    Hope this helps.

  23. Scott Mc Says:

    Hi Marian.

    We’re not aware of any fax form. I think you’re responding to Patty’s comment above.

    We’ve checked the Vatican website a few times, and sent an email to the American Seminary, asking if they know anything about a form you can fax. Unfortunately they don’t, apologies.


  24. Johanne E. Says:


    I am trying to take my mom, a devout Catholic to attend Easter mass at the Vatican for this year’s April 24th Easter. What are the correct steps for me to take to increases our chances for success? Thank you!


  25. Loryanna M Says:

    Hello Johanne!

    I’ve checked into getting Easter Mass tickets with the Vatican. As it’s a really big deal, the Mass tickets can be a bit hard to arrange. The best information I found on the internet gives these options:

    1. Contact your local Catholic Bishop and ask for assistance in obtaining tickets to Easter Mass at the Vatican. Contact your local Bishop well in advance of your travel date, tickets to Easter Mass are difficult to obtain.

    2. Request tickets to Easter Mass by contacting the Bishops Office for U.S. Visitors Office to the Vatican, Via dell’ Umilta 30, 00187 Rome, Italy. Telephone the Bishops Office for U.S. Visitors to the Vatican at (011-3906)690011 or fax them at (011-3906)679-1448.

    3. Call your state senator or representative and ask for assistance in attending Easter Mass at the Vatican. Ask for assistance in contacting the US Embassy in Rome if your member of congress cannot provide assistance.

    4. Travel with a group sponsored by a national Catholic organization. Look for packages that promise tickets to Easter Mass as part of the travel package.

    5. Reserve rooms at the best hotel in Rome. Request assistance in obtaining tickets to Easter Mass at the Vatican from the hotel staff.

    6. Book plane tickets to Rome and take a chance you will find tickets. Celebrate Easter Sunday at another church if your gamble does not pay off.

    Taken From: How to Attend Easter Mass at the Vatican | eHow.com http://www.ehow.com/how_2079214_attend-easter-mass-vatican.html#ixzz1DPDxqCRh

    I hope this helps! Good luck getting tickets to Easter Mass!

    – Loryanna

  26. Penny Mitchell Says:

    Hello, great article, thanks –
    I am interested in your comment that city and state-run galleries are free during the week after Easter – can you say which ones this includes, please? Thank you

  27. fencing in melbourne Says:

    It’s a beautiful time of year to be in Rome. It’s definately not easy to get close to the festivities or tickets to the events, but the atmosphere itself is worth the trip.

  28. david o,brien Says:
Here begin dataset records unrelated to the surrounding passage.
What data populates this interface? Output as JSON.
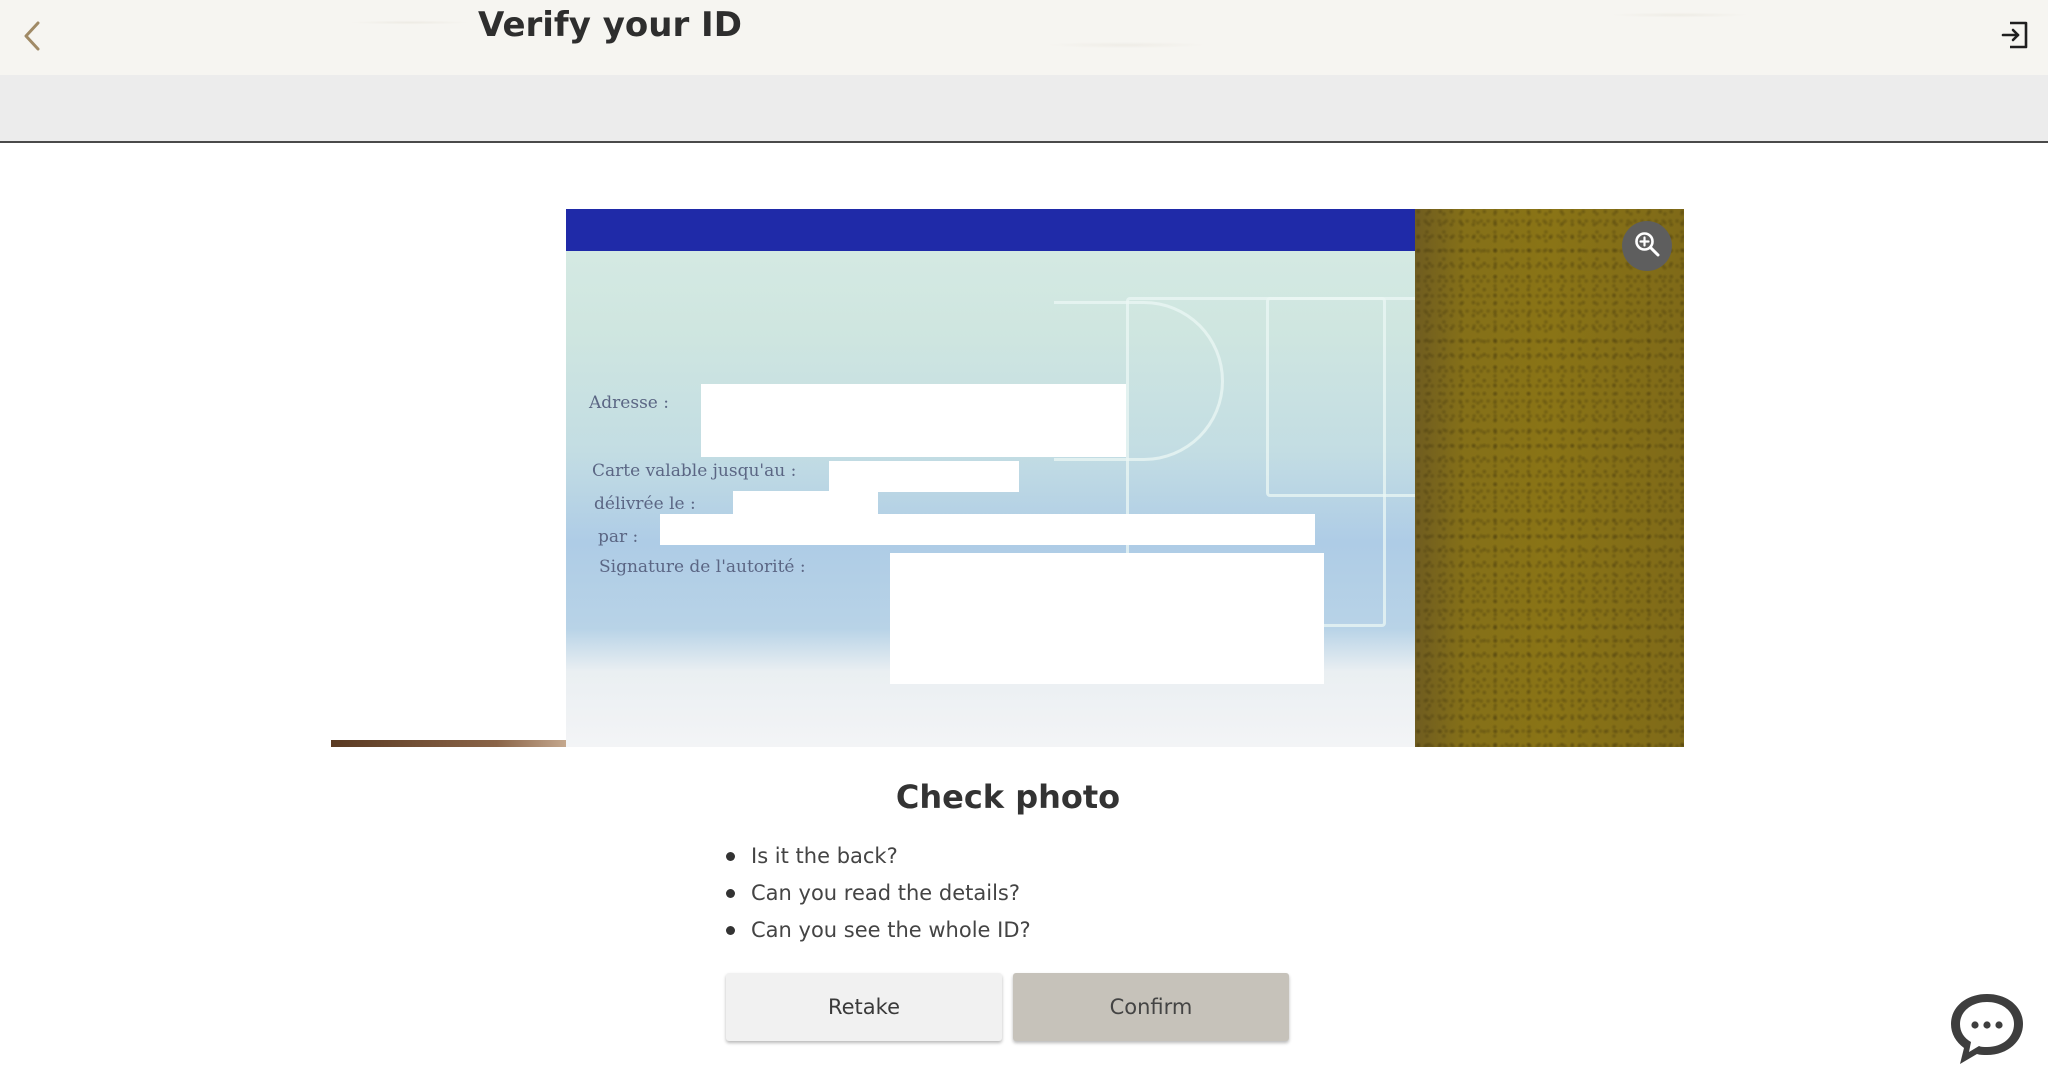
{
  "header": {
    "title": "Verify your ID",
    "back_icon": "chevron-left-icon",
    "exit_icon": "exit-icon"
  },
  "photo": {
    "labels": [
      "Adresse :",
      "Carte valable jusqu'au :",
      "délivrée le :",
      "par :",
      "Signature de l'autorité :"
    ],
    "zoom_icon": "zoom-in-icon"
  },
  "check": {
    "title": "Check photo",
    "items": [
      "Is it the back?",
      "Can you read the details?",
      "Can you see the whole ID?"
    ]
  },
  "actions": {
    "retake_label": "Retake",
    "confirm_label": "Confirm"
  },
  "chat": {
    "icon": "chat-bubble-icon"
  },
  "colors": {
    "header_bg": "#f6f5f1",
    "subbar_bg": "#ececec",
    "confirm_bg": "#c6c2ba",
    "retake_bg": "#f1f1f1",
    "icon_gold": "#a08a66"
  }
}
    Just wanted to add so no one is disappointed the Church does not celebrate Holy Mass on Good Friday, traditionally we have a service of the Passion of Our Blessed Lord along with reading of the Holy Gospel account of the Crucifixion.
    There is then general intercessions, veneration of the Cross when we adore and kiss it.Finally we have Holy Communion from the reserved Blessed Sacrament, a blessing then we depart.
    It is also a day when we abstain from flesh meat and have only one meal.
    To you all Happy Easter and enjoy your time in the Eternal City.
    Peace and love.
    David O,Brien.

  29. Dave Says:

    Visiting Italy is a real challenge all round between, pick pockets, taxi drivers that don’t run the meter and virtually no police officers that speak anything but Italian (we speak three languages). Participating in Easter ceremonies at the Vatican is a nightmare, we had tickets and waited in line for four hours for the Easter Vigil on Saturday night, but still did not get in. Italians show up in huge amounts at the last minute and just skip the lines which the police are happy to permit. I hope Pope Francis relocates the Vatican!!